Contributors in Minnesota: Patrick Condon, J. Patrick Coolican, Patricia Lopez, Ricardo Lopez, Abby Simons, Rachel E. Stassen-Berger and Glen Stubbe. Contributors in D.C.: Allison Sherry and Jim Spencer.

Dayton gives Vikings stadium in Arden Hills dose of reality

Posted by: under Funding, Minnesota governor, Gov. Mark Dayton, Minnesota legislature, State budgets Updated: May 10, 2011 - 12:09 PM
Gov. Mark Dayton gave a plan to build a new Minnesota Vikings stadium in Arden Hills a major dose of reality Tuesday, saying the project would need as much as $240 million in nearby road improvements and that the state would likely not rush to do them ahead of schedule.
With the Vikings and Ramsey County close to striking an agreement on a new stadium in Arden Hills – there were unconfirmed reports a press conference would be held later Tuesday -- Dayton’s surprise announcement seemed aimed at telling the team and the county that the project needed more realistic estimates for road improvements.
While the governor maintained he did not have a preferred stadium site – Arden Hills and Minneapolis are competing for the project  – his comments by default appeared to strengthen a proposal to build a new stadium at the Metrodome in downtown Minneapolis, where the Vikings have played since 1982 and where proponents argue the needed roads already exist.
The governor said that legislation proposing a new stadium capped the state’s contribution at $300 million -- the project has been estimated to cost as much as $900 million -- and that any road improvements needed in Arden Hills would be subtracted from the amount.
“I’ll support either project up to $300 million,” he said.
A state Department of Transportation analysis, which Dayton released Tuesday, showed that building a stadium in Arden Hills without any other surrounding development would require $175 million in road improvements. Building a stadium and additional development would cost $240 million.
Ramsey County officials have insisted that they have made major progress in reducing the estimate for the roadwork.
With 13 days remaining until the Legislature is scheduled to adjourn, Dayton said he was unsure whether a stadium agreement could be reached and denied he was spending too much time trying to make it happen.
“I think it’s very possible and very doable. [It’s] also possible that it won’t” happen this year, he said.
 

ADVERTISEMENT
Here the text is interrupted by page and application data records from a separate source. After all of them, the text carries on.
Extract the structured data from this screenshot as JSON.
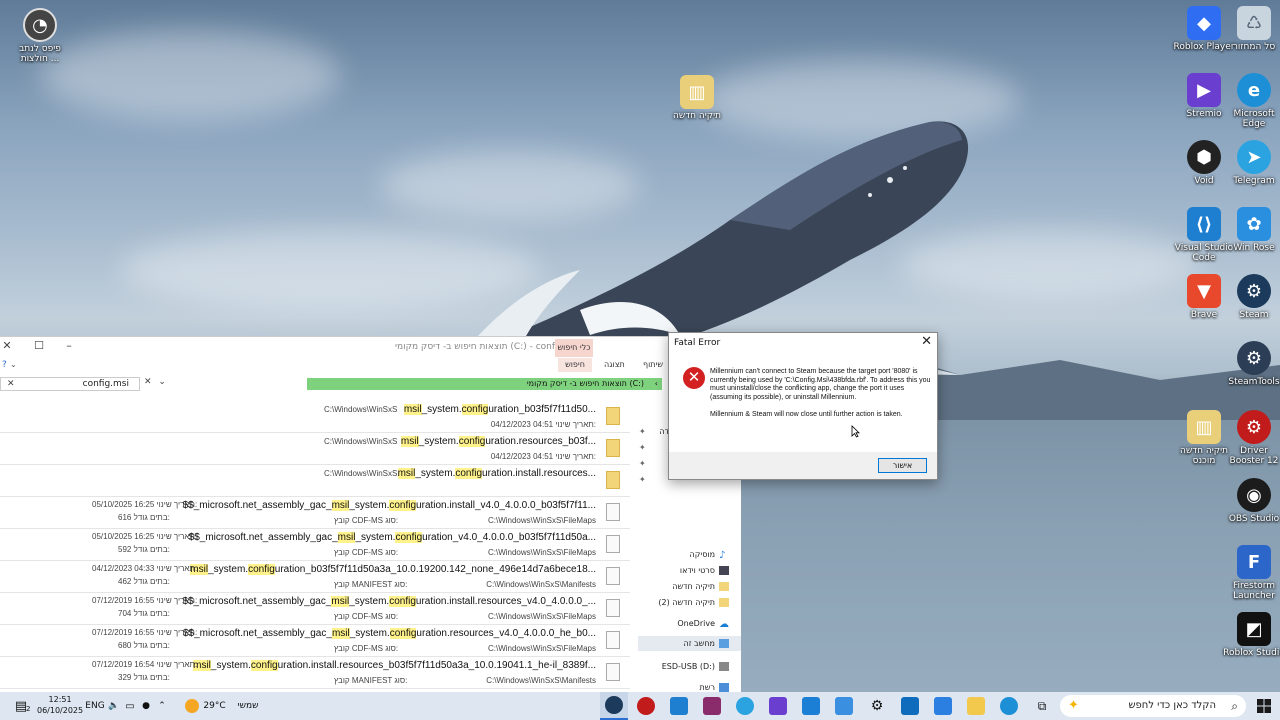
{
  "desktop": {
    "icons": [
      {
        "label": "פיפס לנתב\nחולצות ...",
        "icon": "user-circle-icon"
      },
      {
        "label": "תיקיה חדשה",
        "icon": "zip-folder-icon"
      },
      {
        "label": "Roblox Player",
        "icon": "roblox-icon"
      },
      {
        "label": "סל המחזור",
        "icon": "recycle-bin-icon"
      },
      {
        "label": "Stremio",
        "icon": "stremio-icon"
      },
      {
        "label": "Microsoft Edge",
        "icon": "edge-icon"
      },
      {
        "label": "Void",
        "icon": "void-icon"
      },
      {
        "label": "Telegram",
        "icon": "telegram-icon"
      },
      {
        "label": "Visual Studio Code",
        "icon": "vscode-icon"
      },
      {
        "label": "Win Rose",
        "icon": "winrose-icon"
      },
      {
        "label": "Brave",
        "icon": "brave-icon"
      },
      {
        "label": "Steam",
        "icon": "steam-icon"
      },
      {
        "label": "SteamTools",
        "icon": "steamtools-icon"
      },
      {
        "label": "תיקיה חדשה\nמוכנס",
        "icon": "zip-folder-icon"
      },
      {
        "label": "Driver Booster 12",
        "icon": "driver-booster-icon"
      },
      {
        "label": "OBS Studio",
        "icon": "obs-icon"
      },
      {
        "label": "Firestorm Launcher",
        "icon": "firestorm-icon"
      },
      {
        "label": "Roblox Studio",
        "icon": "roblox-studio-icon"
      }
    ]
  },
  "explorer": {
    "title": "תוצאות חיפוש ב- דיסק מקומי (C:) - config.msi",
    "context_tab": "כלי חיפוש",
    "ribbon": {
      "share": "שיתוף",
      "view": "תצוגה",
      "search": "חיפוש"
    },
    "address": "תוצאות חיפוש ב- דיסק מקומי (C:)",
    "search_value": "config.msi",
    "files": [
      {
        "pre": "",
        "name_parts": [
          "msil",
          "_system.",
          "config",
          "uration_b03f5f7f11d50..."
        ],
        "path": "C:\\Windows\\WinSxS",
        "date_label": "תאריך שינוי:",
        "date": "04/12/2023 04:51",
        "type_label": "",
        "type": "",
        "size_label": "",
        "size": "",
        "folder": true
      },
      {
        "pre": "",
        "name_parts": [
          "msil",
          "_system.",
          "config",
          "uration.resources_b03f..."
        ],
        "path": "C:\\Windows\\WinSxS",
        "date_label": "תאריך שינוי:",
        "date": "04/12/2023 04:51",
        "type_label": "",
        "type": "",
        "size_label": "",
        "size": "",
        "folder": true
      },
      {
        "pre": "",
        "name_parts": [
          "msil",
          "_system.",
          "config",
          "uration.install.resources..."
        ],
        "path": "C:\\Windows\\WinSxS",
        "date_label": "תאריך שינוי:",
        "date": "04/12/2023 04:51",
        "type_label": "",
        "type": "",
        "size_label": "",
        "size": "",
        "folder": true
      },
      {
        "pre": "$$_microsoft.net_assembly_gac_",
        "name_parts": [
          "msil",
          "_system.",
          "config",
          "uration.install_v4.0_4.0.0.0_b03f5f7f11..."
        ],
        "path": "C:\\Windows\\WinSxS\\FileMaps",
        "date_label": "תאריך שינוי:",
        "date": "05/10/2025 16:25",
        "type_label": "סוג:",
        "type": "קובץ CDF-MS",
        "size_label": "גודל:",
        "size": "616 בתים",
        "folder": false
      },
      {
        "pre": "$$_microsoft.net_assembly_gac_",
        "name_parts": [
          "msil",
          "_system.",
          "config",
          "uration_v4.0_4.0.0.0_b03f5f7f11d50a..."
        ],
        "path": "C:\\Windows\\WinSxS\\FileMaps",
        "date_label": "תאריך שינוי:",
        "date": "05/10/2025 16:25",
        "type_label": "סוג:",
        "type": "קובץ CDF-MS",
        "size_label": "גודל:",
        "size": "592 בתים",
        "folder": false
      },
      {
        "pre": "",
        "name_parts": [
          "msil",
          "_system.",
          "config",
          "uration_b03f5f7f11d50a3a_10.0.19200.142_none_496e14d7a6bece18..."
        ],
        "path": "C:\\Windows\\WinSxS\\Manifests",
        "date_label": "תאריך שינוי:",
        "date": "04/12/2023 04:33",
        "type_label": "סוג:",
        "type": "קובץ MANIFEST",
        "size_label": "גודל:",
        "size": "462 בתים",
        "folder": false
      },
      {
        "pre": "$$_microsoft.net_assembly_gac_",
        "name_parts": [
          "msil",
          "_system.",
          "config",
          "uration.install.resources_v4.0_4.0.0.0_..."
        ],
        "path": "C:\\Windows\\WinSxS\\FileMaps",
        "date_label": "תאריך שינוי:",
        "date": "07/12/2019 16:55",
        "type_label": "סוג:",
        "type": "קובץ CDF-MS",
        "size_label": "גודל:",
        "size": "704 בתים",
        "folder": false
      },
      {
        "pre": "$$_microsoft.net_assembly_gac_",
        "name_parts": [
          "msil",
          "_system.",
          "config",
          "uration.resources_v4.0_4.0.0.0_he_b0..."
        ],
        "path": "C:\\Windows\\WinSxS\\FileMaps",
        "date_label": "תאריך שינוי:",
        "date": "07/12/2019 16:55",
        "type_label": "סוג:",
        "type": "קובץ CDF-MS",
        "size_label": "גודל:",
        "size": "680 בתים",
        "folder": false
      },
      {
        "pre": "",
        "name_parts": [
          "msil",
          "_system.",
          "config",
          "uration.install.resources_b03f5f7f11d50a3a_10.0.19041.1_he-il_8389f..."
        ],
        "path": "C:\\Windows\\WinSxS\\Manifests",
        "date_label": "תאריך שינוי:",
        "date": "07/12/2019 16:54",
        "type_label": "סוג:",
        "type": "קובץ MANIFEST",
        "size_label": "גודל:",
        "size": "329 בתים",
        "folder": false
      }
    ],
    "nav": {
      "downloads_partial": "דה",
      "music": "מוסיקה",
      "videos": "סרטי וידאו",
      "new_folder": "תיקיה חדשה",
      "new_folder_2": "תיקיה חדשה (2)",
      "onedrive": "OneDrive",
      "this_pc": "מחשב זה",
      "usb": "ESD-USB (D:)",
      "network": "רשת"
    }
  },
  "dialog": {
    "title": "Fatal Error",
    "message_1": "Millennium can't connect to Steam because the target port '8080' is currently being used by 'C:\\Config.Msi\\438bfda.rbf'. To address this you must uninstall/close the conflicting app, change the port it uses (assuming its possible), or uninstall Millennium.",
    "message_2": "Millennium & Steam will now close until further action is taken.",
    "ok_label": "אישור"
  },
  "taskbar": {
    "search_placeholder": "הקלד כאן כדי לחפש",
    "weather_temp": "29°C",
    "weather_text": "שמשי",
    "lang": "ENG",
    "time": "12:51",
    "date": "06/10/2025",
    "notification_count": "2"
  },
  "colors": {
    "search_highlight": "#fff28a",
    "address_bar": "#7fd27d",
    "error_red": "#d32020",
    "taskbar": "#dde6f1"
  }
}
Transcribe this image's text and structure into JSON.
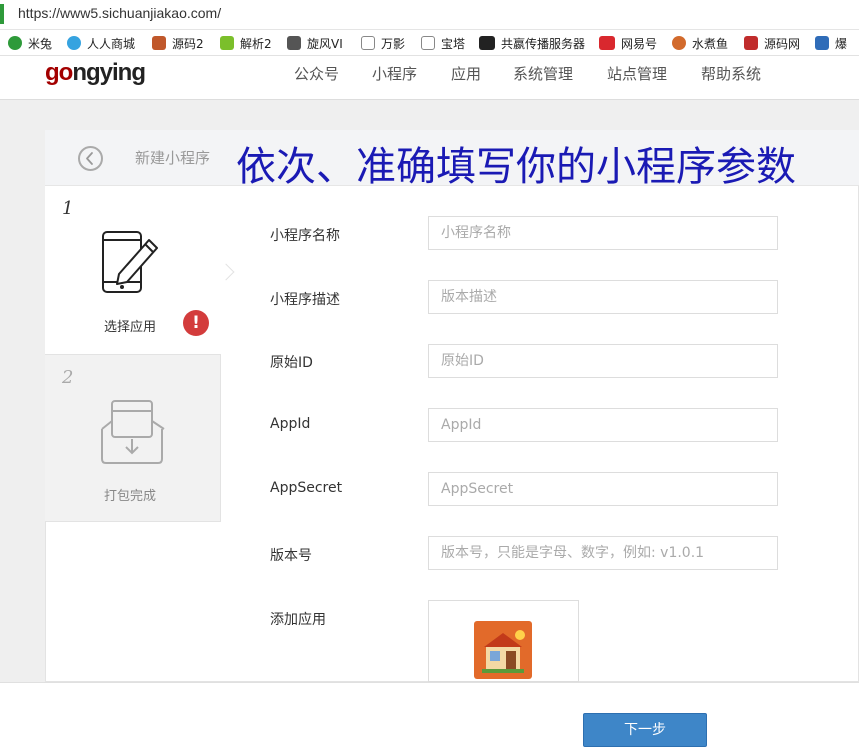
{
  "browser": {
    "url": "https://www5.sichuanjiakao.com/",
    "bookmarks": [
      {
        "label": "米兔",
        "icon": "mitu-icon",
        "color": "#2e9a3a"
      },
      {
        "label": "人人商城",
        "icon": "cloud-icon",
        "color": "#36a3e0"
      },
      {
        "label": "源码2",
        "icon": "source-icon",
        "color": "#c0582b"
      },
      {
        "label": "解析2",
        "icon": "parse-icon",
        "color": "#7bbf2b"
      },
      {
        "label": "旋风VI",
        "icon": "xuanfeng-icon",
        "color": "#555555"
      },
      {
        "label": "万影",
        "icon": "page-icon",
        "color": "#888888"
      },
      {
        "label": "宝塔",
        "icon": "page-icon",
        "color": "#888888"
      },
      {
        "label": "共嬴传播服务器",
        "icon": "bt-icon",
        "color": "#222222"
      },
      {
        "label": "网易号",
        "icon": "netease-icon",
        "color": "#d9282e"
      },
      {
        "label": "水煮鱼",
        "icon": "fish-icon",
        "color": "#d26a2c"
      },
      {
        "label": "源码网",
        "icon": "source-net-icon",
        "color": "#c02c2c"
      },
      {
        "label": "爆",
        "icon": "m-icon",
        "color": "#2f6cb8"
      }
    ]
  },
  "header": {
    "logo_prefix": "go",
    "logo_rest": "ngying",
    "nav": [
      "公众号",
      "小程序",
      "应用",
      "系统管理",
      "站点管理",
      "帮助系统"
    ]
  },
  "panel": {
    "title": "新建小程序",
    "overlay_title": "依次、准确填写你的小程序参数"
  },
  "steps": [
    {
      "number": "1",
      "label": "选择应用",
      "warning": "!"
    },
    {
      "number": "2",
      "label": "打包完成"
    }
  ],
  "form": {
    "fields": [
      {
        "label": "小程序名称",
        "placeholder": "小程序名称"
      },
      {
        "label": "小程序描述",
        "placeholder": "版本描述"
      },
      {
        "label": "原始ID",
        "placeholder": "原始ID"
      },
      {
        "label": "AppId",
        "placeholder": "AppId"
      },
      {
        "label": "AppSecret",
        "placeholder": "AppSecret"
      },
      {
        "label": "版本号",
        "placeholder": "版本号，只能是字母、数字，例如: v1.0.1"
      }
    ],
    "add_app_label": "添加应用"
  },
  "footer": {
    "next_label": "下一步"
  },
  "colors": {
    "primary": "#3e86c8",
    "warning": "#d33c3c",
    "overlay_text": "#1a1ab4",
    "logo": "#a30000"
  }
}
Connect with twitterConnect with facebookConnect with Google+Connect with PinterestConnect with PinterestConnect with RssfeedConnect with email newsletters

ADVERTISEMENT

ADVERTISEMENT

ADVERTISEMENT

ADVERTISEMENT